The first installment of our blog’s member spotlight series features Leah Hadley.

Located in Cleveland (but available by Zoom video conference), Leah works on domestic relations cases and specializes in financial analysis.

Financial issues in divorces are difficult, and and it is easier to negotiate knowing that the other side is fully disclosing assets.  Also, financial expertise helps each side understand the long-term consequences of particular divisions of assets and debts.

Leah was good enough to answer our questions:

Where do you practice mediation, and what kinds of cases do you mediate?

I practice in the Cleveland-area as well as virtually via Zoom video conferencing. My main office is in Middleburg Hts and I use office space in Beachwood and Westlake.

I primarily mediate domestic relations cases. With CDFA (Certified Divorce Financial Analyst) and MAFF (Master Analyst in Financial Forensics) designations, the majority of my cases have some level of financial complexity.

From your experience practicing mediation, why do you believe that the mediation process is an effective process for resolving disputes?

Mediation gives everyone a voice in the negotiation process, allowing parties to come up with their own solution that will work best for them. It also gives them much greater control over the outcome than if they use the court to determine their settlement.

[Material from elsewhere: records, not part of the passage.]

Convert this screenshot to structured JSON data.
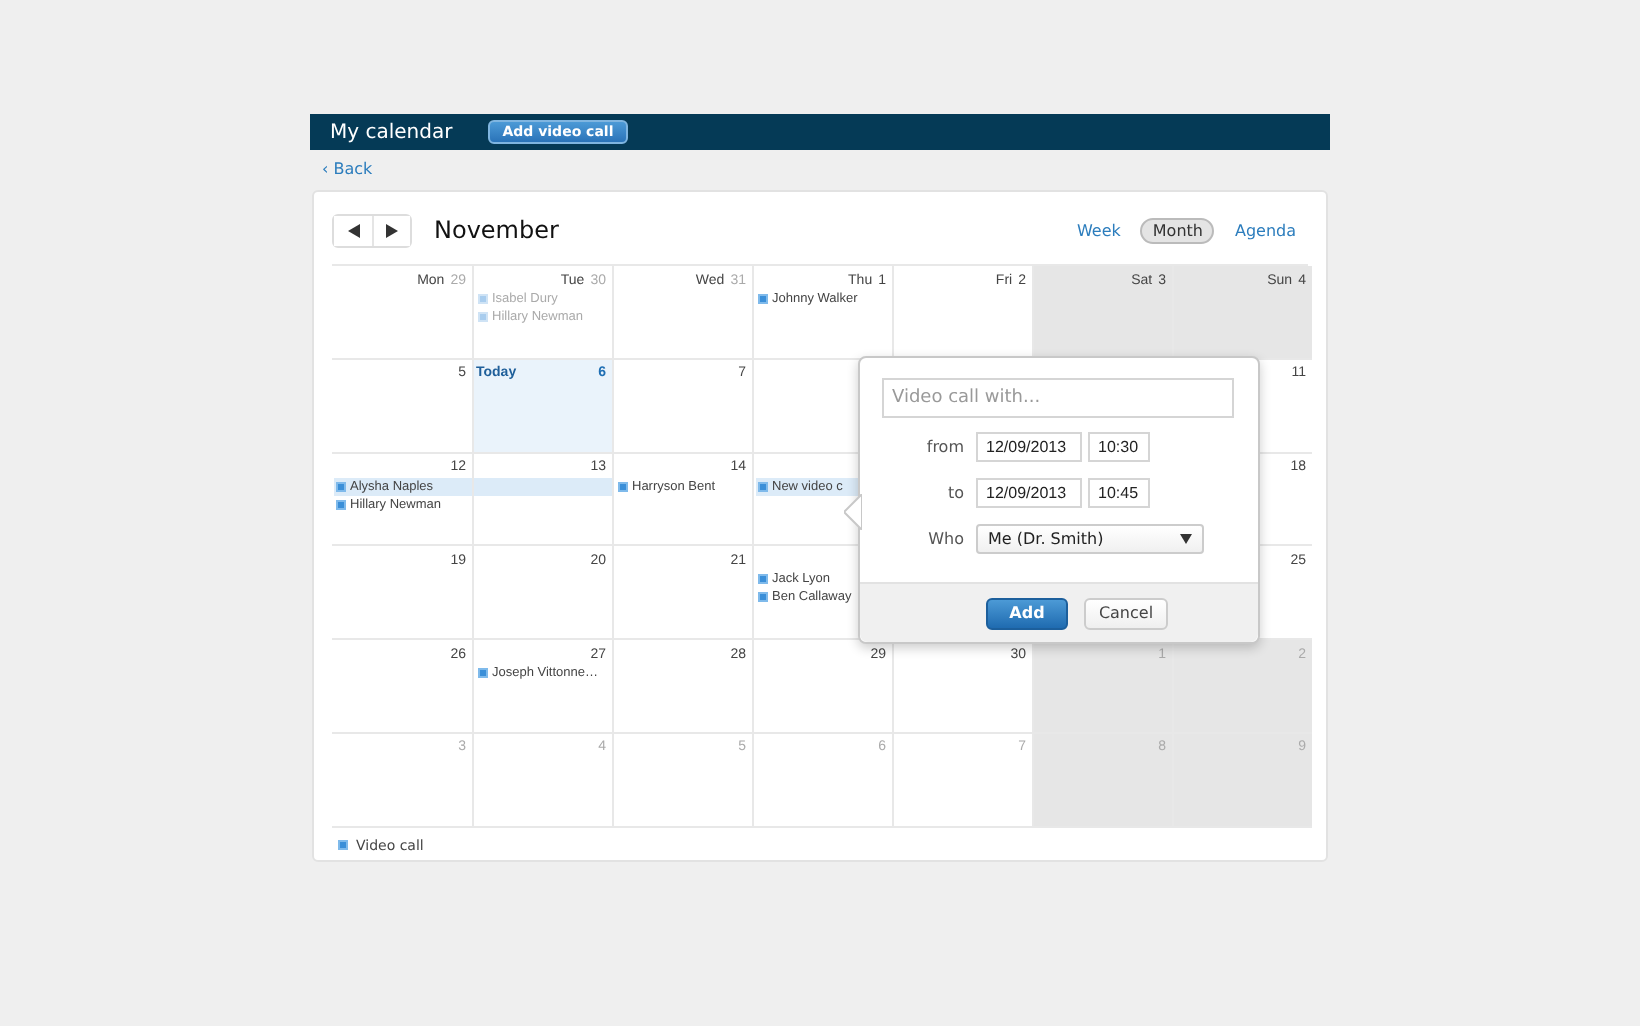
{
  "top_bar": {
    "title": "My calendar",
    "button": "Add video call"
  },
  "back_link": "‹ Back",
  "month": "November",
  "views": [
    {
      "label": "Week",
      "selected": false
    },
    {
      "label": "Month",
      "selected": true
    },
    {
      "label": "Agenda",
      "selected": false
    }
  ],
  "weeks": [
    [
      {
        "weekday": "Mon",
        "day": "29",
        "other_month": true,
        "shaded": false,
        "today": false
      },
      {
        "weekday": "Tue",
        "day": "30",
        "other_month": true,
        "shaded": false,
        "today": false,
        "events": [
          {
            "title": "Isabel Dury",
            "muted": true,
            "highlighted": false
          },
          {
            "title": "Hillary Newman",
            "muted": true,
            "highlighted": false
          }
        ]
      },
      {
        "weekday": "Wed",
        "day": "31",
        "other_month": true,
        "shaded": false,
        "today": false
      },
      {
        "weekday": "Thu",
        "day": "1",
        "other_month": false,
        "shaded": false,
        "today": false,
        "events": [
          {
            "title": "Johnny Walker",
            "muted": false,
            "highlighted": false
          }
        ]
      },
      {
        "weekday": "Fri",
        "day": "2",
        "other_month": false,
        "shaded": false,
        "today": false
      },
      {
        "weekday": "Sat",
        "day": "3",
        "other_month": false,
        "shaded": true,
        "today": false
      },
      {
        "weekday": "Sun",
        "day": "4",
        "other_month": false,
        "shaded": true,
        "today": false
      }
    ],
    [
      {
        "day": "5",
        "other_month": false,
        "shaded": false,
        "today": false
      },
      {
        "day": "6",
        "today_label": "Today",
        "other_month": false,
        "shaded": false,
        "today": true
      },
      {
        "day": "7",
        "other_month": false,
        "shaded": false,
        "today": false
      },
      {
        "day": "11",
        "other_month": false,
        "shaded": false,
        "today": false
      }
    ],
    [
      {
        "day": "12",
        "other_month": false,
        "shaded": false,
        "today": false,
        "events": [
          {
            "title": "Alysha Naples",
            "muted": false,
            "highlighted": true
          },
          {
            "title": "Hillary Newman",
            "muted": false,
            "highlighted": false
          }
        ]
      },
      {
        "day": "13",
        "other_month": false,
        "shaded": false,
        "today": false,
        "continued_event": true
      },
      {
        "day": "14",
        "other_month": false,
        "shaded": false,
        "today": false,
        "events": [
          {
            "title": "Harryson Bent",
            "muted": false,
            "highlighted": false
          }
        ]
      },
      {
        "events": [
          {
            "title": "New video c",
            "muted": false,
            "highlighted": true
          }
        ]
      },
      {
        "day": "18",
        "other_month": false,
        "shaded": false,
        "today": false
      }
    ],
    [
      {
        "day": "19",
        "other_month": false,
        "shaded": false,
        "today": false
      },
      {
        "day": "20",
        "other_month": false,
        "shaded": false,
        "today": false
      },
      {
        "day": "21",
        "other_month": false,
        "shaded": false,
        "today": false
      },
      {
        "events": [
          {
            "title": "Jack Lyon",
            "muted": false,
            "highlighted": false
          },
          {
            "title": "Ben Callaway",
            "muted": false,
            "highlighted": false
          }
        ]
      },
      {
        "day": "25",
        "other_month": false,
        "shaded": false,
        "today": false
      }
    ],
    [
      {
        "day": "26",
        "other_month": false,
        "shaded": false,
        "today": false
      },
      {
        "day": "27",
        "other_month": false,
        "shaded": false,
        "today": false,
        "events": [
          {
            "title": "Joseph Vittonne…",
            "muted": false,
            "highlighted": false
          }
        ]
      },
      {
        "day": "28",
        "other_month": false,
        "shaded": false,
        "today": false
      },
      {
        "day": "29",
        "other_month": false,
        "shaded": false,
        "today": false
      },
      {
        "day": "30",
        "other_month": false,
        "shaded": false,
        "today": false
      },
      {
        "day": "1",
        "other_month": true,
        "shaded": true,
        "today": false
      },
      {
        "day": "2",
        "other_month": true,
        "shaded": true,
        "today": false
      }
    ],
    [
      {
        "day": "3",
        "other_month": true,
        "shaded": false,
        "today": false
      },
      {
        "day": "4",
        "other_month": true,
        "shaded": false,
        "today": false
      },
      {
        "day": "5",
        "other_month": true,
        "shaded": false,
        "today": false
      },
      {
        "day": "6",
        "other_month": true,
        "shaded": false,
        "today": false
      },
      {
        "day": "7",
        "other_month": true,
        "shaded": false,
        "today": false
      },
      {
        "day": "8",
        "other_month": true,
        "shaded": true,
        "today": false
      },
      {
        "day": "9",
        "other_month": true,
        "shaded": true,
        "today": false
      }
    ]
  ],
  "popover": {
    "placeholder": "Video call with...",
    "from_label": "from",
    "from_date": "12/09/2013",
    "from_time": "10:30",
    "to_label": "to",
    "to_date": "12/09/2013",
    "to_time": "10:45",
    "who_label": "Who",
    "who": "Me (Dr. Smith)",
    "add": "Add",
    "cancel": "Cancel"
  },
  "legend": {
    "label": "Video call"
  }
}
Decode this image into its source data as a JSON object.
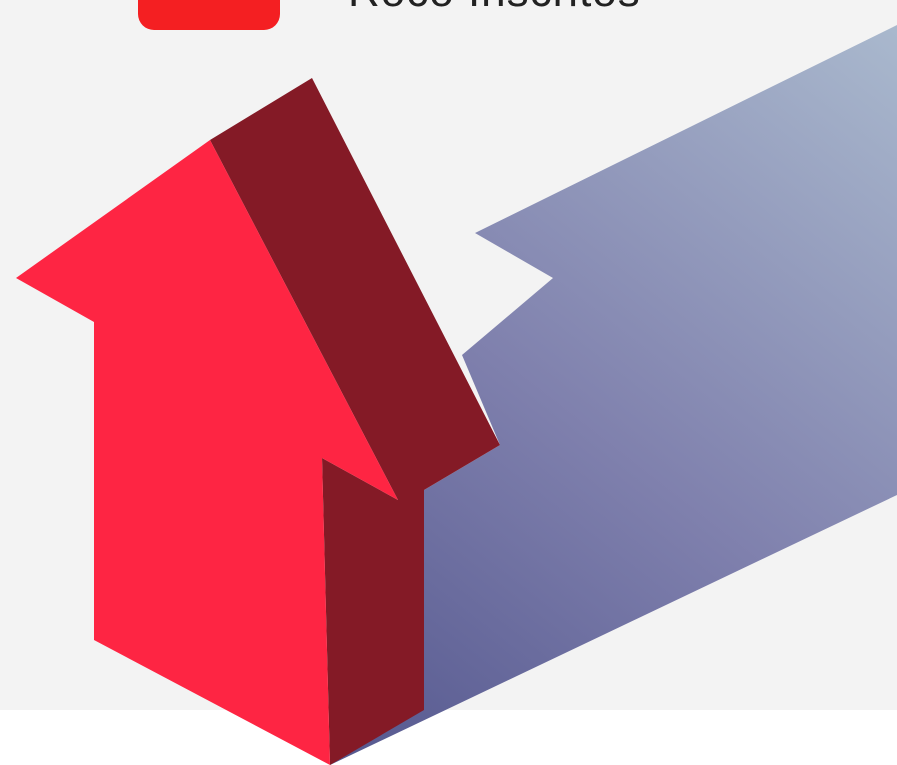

What is your general philosophy or approach to mediation?

I begin each mediation by creating a clear framework for us to work within, laying out the process as well as ground rules. I work with the parties to identify the topics that need to be discussed and teach them communication strategies to make the most of their mediation sessions. I utilize my financial background by demonstrating the impact of proposals that are under consideration with the help of financial modeling software. I find the use of charts and graphs to be particularly helpful for those parties with limited financial knowledge, providing a visual illustration of various outcomes.

What characteristics do you have that come in handy during mediations?

One of the most important characteristics of a good mediator is that they are a good listener. Active listening has always come naturally to me and I model it for my clients. It is so important for everyone involved in a mediation to feel heard

My background is in financial analysis so many of the mediations that I facilitate involve some level of financial complexity. Having a strong financial background helps me know what questions to ask to help parties consider a variety of solutions.

What advice would you give to disputants looking for a mediator?

Look for an experienced mediator who has demonstrated a commitment to the practice of mediation. Ask them about their experience mediating cases like yours. Most importantly, find someone who you feel comfortable with, someone who you think will help you to stay calm and clear-headed as you negotiate your settlement.

What advice would you give to new mediators?

I would recommend that new mediators connect with more experienced mediators in either a practice group or informally. When I have a tough case, I find tremendous value in being able to discuss how to approach certain issues with my colleagues.